Tate further explores the dark/light binary in two large-scale, monolith-shaped prints: one a vision of the black night sky, the other a view of a polar ice cap. As Tate explained to me, both photographs (sourced from the internet) were ostensibly taken from about the same elevation in orbit around the earth: one looking out, one looking in. “The contrast between black and white sits at the very apex of their hierarchy of universal terms: that is, all languages will make this basic distinction and make it before they make any others,” wrote the linguist Charles Goodwin.[i] In Twin Peaks there was the White Lodge and the Black Lodge, a place of great goodness and a place of dark forces, the light and the darkness, good and evil.
Let’s go back to SUPERBLACK. What struck me most about viewing this work was my eyes’ inability to truly perceive this pure blackness. Dancing across the surface of my vision were familiar striations and faint static, what appears when you close your eyes tight. I couldn’t gaze into the blackness—almost as if my own mind stepped in to insert the visual equivalent of white noise, to protect me from truly glimpsing the void.

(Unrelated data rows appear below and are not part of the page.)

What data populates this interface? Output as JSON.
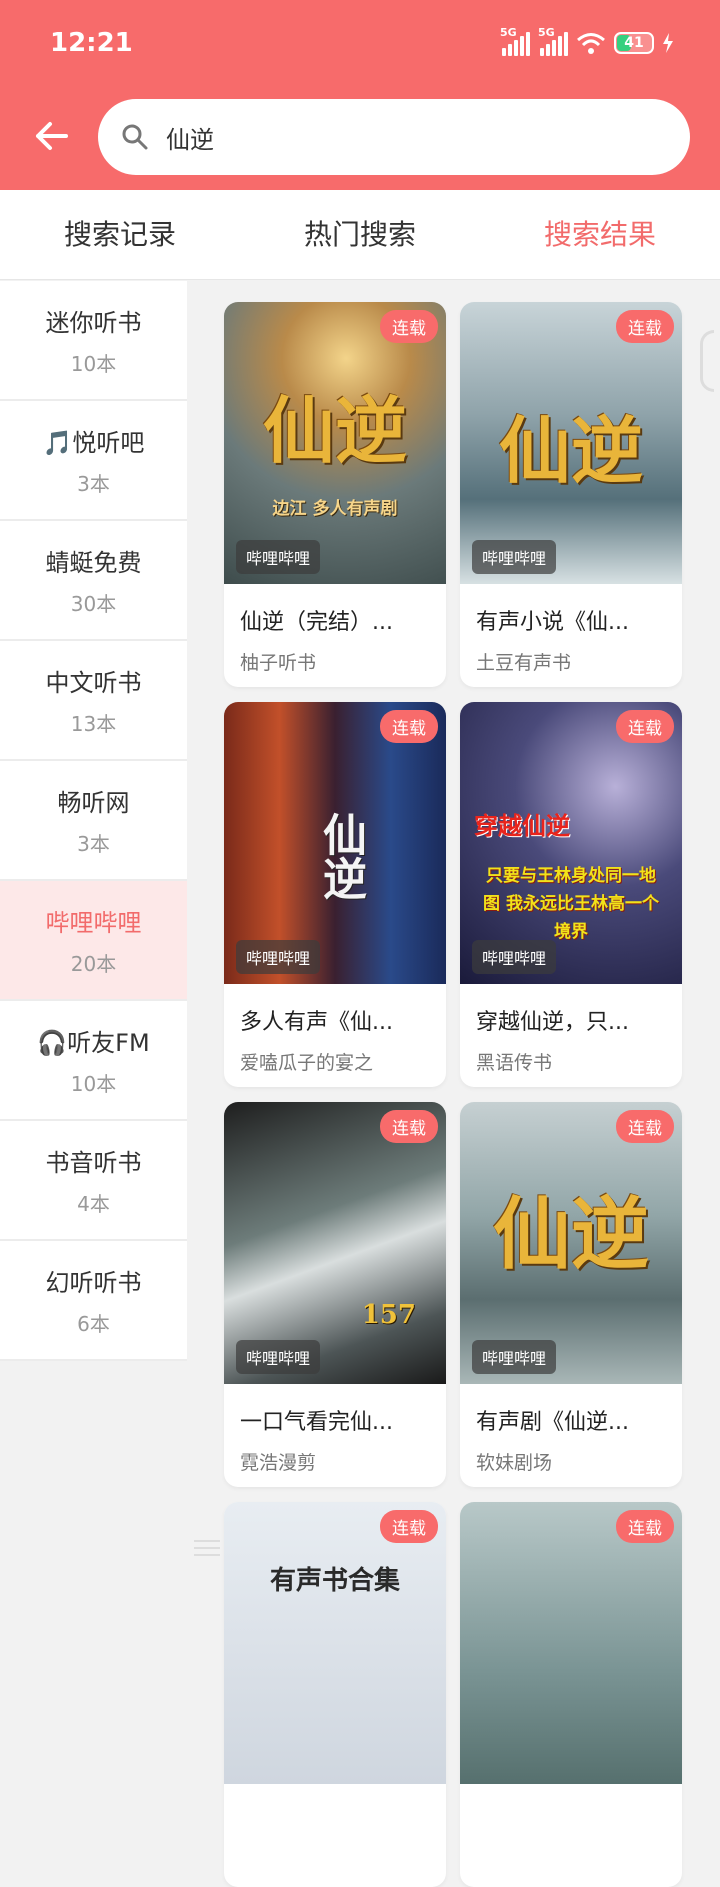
{
  "status": {
    "time": "12:21",
    "signal1": "5G",
    "signal2": "5G",
    "battery": "41"
  },
  "search": {
    "query": "仙逆",
    "placeholder": ""
  },
  "tabs": [
    {
      "label": "搜索记录",
      "active": false
    },
    {
      "label": "热门搜索",
      "active": false
    },
    {
      "label": "搜索结果",
      "active": true
    }
  ],
  "sidebar": {
    "items": [
      {
        "name": "迷你听书",
        "count": "10本"
      },
      {
        "name": "🎵悦听吧",
        "count": "3本"
      },
      {
        "name": "蜻蜓免费",
        "count": "30本"
      },
      {
        "name": "中文听书",
        "count": "13本"
      },
      {
        "name": "畅听网",
        "count": "3本"
      },
      {
        "name": "哔哩哔哩",
        "count": "20本",
        "active": true
      },
      {
        "name": "🎧听友FM",
        "count": "10本"
      },
      {
        "name": "书音听书",
        "count": "4本"
      },
      {
        "name": "幻听听书",
        "count": "6本"
      }
    ]
  },
  "results": [
    {
      "title": "仙逆（完结）...",
      "author": "柚子听书",
      "badge": "连载",
      "source": "哔哩哔哩",
      "cover_text": "仙逆",
      "cover_sub": "边江 多人有声剧"
    },
    {
      "title": "有声小说《仙...",
      "author": "土豆有声书",
      "badge": "连载",
      "source": "哔哩哔哩",
      "cover_text": "仙逆",
      "cover_sub": ""
    },
    {
      "title": "多人有声《仙...",
      "author": "爱嗑瓜子的宴之",
      "badge": "连载",
      "source": "哔哩哔哩",
      "cover_text": "仙逆",
      "cover_sub": ""
    },
    {
      "title": "穿越仙逆，只...",
      "author": "黑语传书",
      "badge": "连载",
      "source": "哔哩哔哩",
      "cover_text": "穿越仙逆",
      "cover_sub": "只要与王林身处同一地图 我永远比王林高一个境界"
    },
    {
      "title": "一口气看完仙...",
      "author": "霓浩漫剪",
      "badge": "连载",
      "source": "哔哩哔哩",
      "cover_text": "157",
      "cover_sub": ""
    },
    {
      "title": "有声剧《仙逆...",
      "author": "软妹剧场",
      "badge": "连载",
      "source": "哔哩哔哩",
      "cover_text": "仙逆",
      "cover_sub": ""
    },
    {
      "title": "",
      "author": "",
      "badge": "连载",
      "source": "",
      "cover_text": "有声书合集",
      "cover_sub": ""
    },
    {
      "title": "",
      "author": "",
      "badge": "连载",
      "source": "",
      "cover_text": "",
      "cover_sub": ""
    }
  ]
}
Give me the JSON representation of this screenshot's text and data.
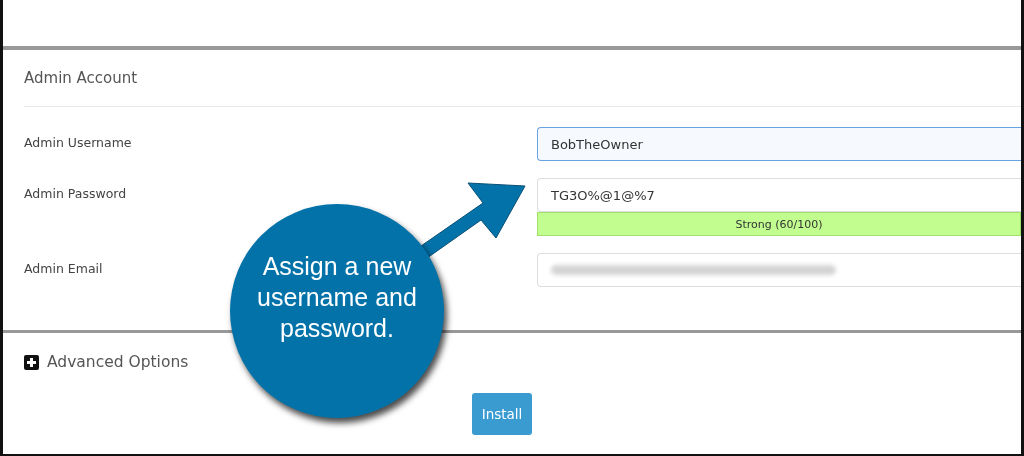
{
  "section": {
    "title": "Admin Account"
  },
  "fields": [
    {
      "label": "Admin Username",
      "value": "BobTheOwner",
      "focused": true
    },
    {
      "label": "Admin Password",
      "value": "TG3O%@1@%7",
      "focused": false,
      "strength": {
        "label": "Strong (60/100)"
      }
    },
    {
      "label": "Admin Email",
      "focused": false,
      "blurred": true
    }
  ],
  "advanced": {
    "label": "Advanced Options",
    "expanded": false
  },
  "install_button": "Install",
  "callout": "Assign a new username and password."
}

The flaws of human (and machine) perception and our efforts to counteract them form the basis of Tate’s other primary focus, which he explores in the other works on view. On the west wall, a diptych: two photographs taken by the Mars rover with scales of measure indicated on them, though, as Tate pointed out to me, those scales were essentially useless without taking into account the position of the camera; as a gesture of that uselessness, Tate introduced soil color sample charts onto the photographs, practical for use on Earth, but pointless to compare the soil on Mars. On the north wall: a photograph of an ancient statue—Tate was careful to select a Greek statue of uncertain provenance and authorship, whose art historical credentials were supplied and verified only by the institution that houses it—and a sculpture comprising an archaeologist’s grid propped on the wall next to a mylar backdrop on which is arranged a level, a shim, and a plaster statue, modeled after a Greek bust, which the artist fabricated, broke, and then re-plastered. The grouping brings to mind the futile yet relentless measure of art history, the malleability of perception, and our need to quantify, to measure, to evaluate.
Next spring, SUPERBLACK is scheduled to travel to New York, to Denny Gallery on the Lower East Side. If you’re lucky enough to be in Cleveland right now, you can gaze into the void long before New Yorkers get a chance. Concurrently on view at Transformer Station, and on the absolute opposite range of photography, is the phenomenal project Redheaded Peckerwood by Christian Patterson.
[i] Quoted in the exhibition catalogue, Jordan Tate, SUPERBLACK (Cleveland, OH: Fred and Laura Ruth Bidwell Foundation, Transformer Station, 2014).
(Image on top: Jordan Tate, New Work #185, 2014, Pigment prints, Left image printed on Canson High Gloss, Right image printed on Hahnemeuhle Ultra Smooth Rag, 36 x 74 inches each; Courtesy of the artist)